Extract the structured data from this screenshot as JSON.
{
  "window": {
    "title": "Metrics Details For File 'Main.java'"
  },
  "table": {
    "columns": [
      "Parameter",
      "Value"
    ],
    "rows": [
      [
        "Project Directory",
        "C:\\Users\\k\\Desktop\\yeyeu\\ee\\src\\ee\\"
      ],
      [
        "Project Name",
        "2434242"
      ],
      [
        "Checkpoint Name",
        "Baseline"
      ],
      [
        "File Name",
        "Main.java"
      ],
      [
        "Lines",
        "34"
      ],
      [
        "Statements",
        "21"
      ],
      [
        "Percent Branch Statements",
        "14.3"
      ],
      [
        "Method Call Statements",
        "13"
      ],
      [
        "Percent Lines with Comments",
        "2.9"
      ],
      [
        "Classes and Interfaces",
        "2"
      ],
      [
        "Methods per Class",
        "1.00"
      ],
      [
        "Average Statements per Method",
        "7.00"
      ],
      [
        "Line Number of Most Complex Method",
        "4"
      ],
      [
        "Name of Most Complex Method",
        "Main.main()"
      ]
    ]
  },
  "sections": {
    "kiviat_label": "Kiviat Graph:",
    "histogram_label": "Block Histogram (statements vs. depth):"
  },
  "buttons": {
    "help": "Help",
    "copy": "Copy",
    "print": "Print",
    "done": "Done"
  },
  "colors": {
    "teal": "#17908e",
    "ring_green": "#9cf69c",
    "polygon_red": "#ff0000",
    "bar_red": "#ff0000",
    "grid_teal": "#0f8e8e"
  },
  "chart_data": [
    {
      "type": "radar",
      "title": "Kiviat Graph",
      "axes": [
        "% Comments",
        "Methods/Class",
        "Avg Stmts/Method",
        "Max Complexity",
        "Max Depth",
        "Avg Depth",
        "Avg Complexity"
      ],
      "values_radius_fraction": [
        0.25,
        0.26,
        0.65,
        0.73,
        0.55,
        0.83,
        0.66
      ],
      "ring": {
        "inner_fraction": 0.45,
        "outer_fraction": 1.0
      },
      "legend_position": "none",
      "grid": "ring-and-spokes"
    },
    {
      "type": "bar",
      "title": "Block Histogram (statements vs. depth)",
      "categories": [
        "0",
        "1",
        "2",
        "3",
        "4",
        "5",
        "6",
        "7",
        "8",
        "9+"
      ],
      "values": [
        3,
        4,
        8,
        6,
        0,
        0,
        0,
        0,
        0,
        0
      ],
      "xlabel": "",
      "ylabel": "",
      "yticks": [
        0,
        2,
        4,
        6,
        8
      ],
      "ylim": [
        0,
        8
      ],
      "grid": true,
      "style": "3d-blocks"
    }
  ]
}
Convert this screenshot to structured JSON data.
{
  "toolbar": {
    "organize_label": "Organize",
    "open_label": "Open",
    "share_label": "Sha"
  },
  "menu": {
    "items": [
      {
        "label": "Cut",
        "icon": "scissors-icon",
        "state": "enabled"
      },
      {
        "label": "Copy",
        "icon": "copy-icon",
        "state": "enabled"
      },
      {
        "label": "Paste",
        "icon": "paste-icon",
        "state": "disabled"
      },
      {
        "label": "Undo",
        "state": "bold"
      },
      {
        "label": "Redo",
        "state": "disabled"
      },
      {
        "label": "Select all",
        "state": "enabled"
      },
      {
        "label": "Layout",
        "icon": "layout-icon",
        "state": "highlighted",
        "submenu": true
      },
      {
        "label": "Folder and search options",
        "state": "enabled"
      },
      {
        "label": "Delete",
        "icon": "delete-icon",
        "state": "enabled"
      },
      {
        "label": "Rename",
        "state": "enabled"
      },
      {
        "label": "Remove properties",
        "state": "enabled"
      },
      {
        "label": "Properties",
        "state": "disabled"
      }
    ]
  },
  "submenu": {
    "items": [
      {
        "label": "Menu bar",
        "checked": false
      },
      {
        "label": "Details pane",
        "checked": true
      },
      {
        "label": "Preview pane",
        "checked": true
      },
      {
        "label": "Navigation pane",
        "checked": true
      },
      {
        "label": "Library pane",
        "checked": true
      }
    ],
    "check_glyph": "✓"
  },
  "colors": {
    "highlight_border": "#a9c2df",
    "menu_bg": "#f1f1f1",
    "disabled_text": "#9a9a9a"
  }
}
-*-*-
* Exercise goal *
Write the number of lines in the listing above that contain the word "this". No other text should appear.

* Response *
2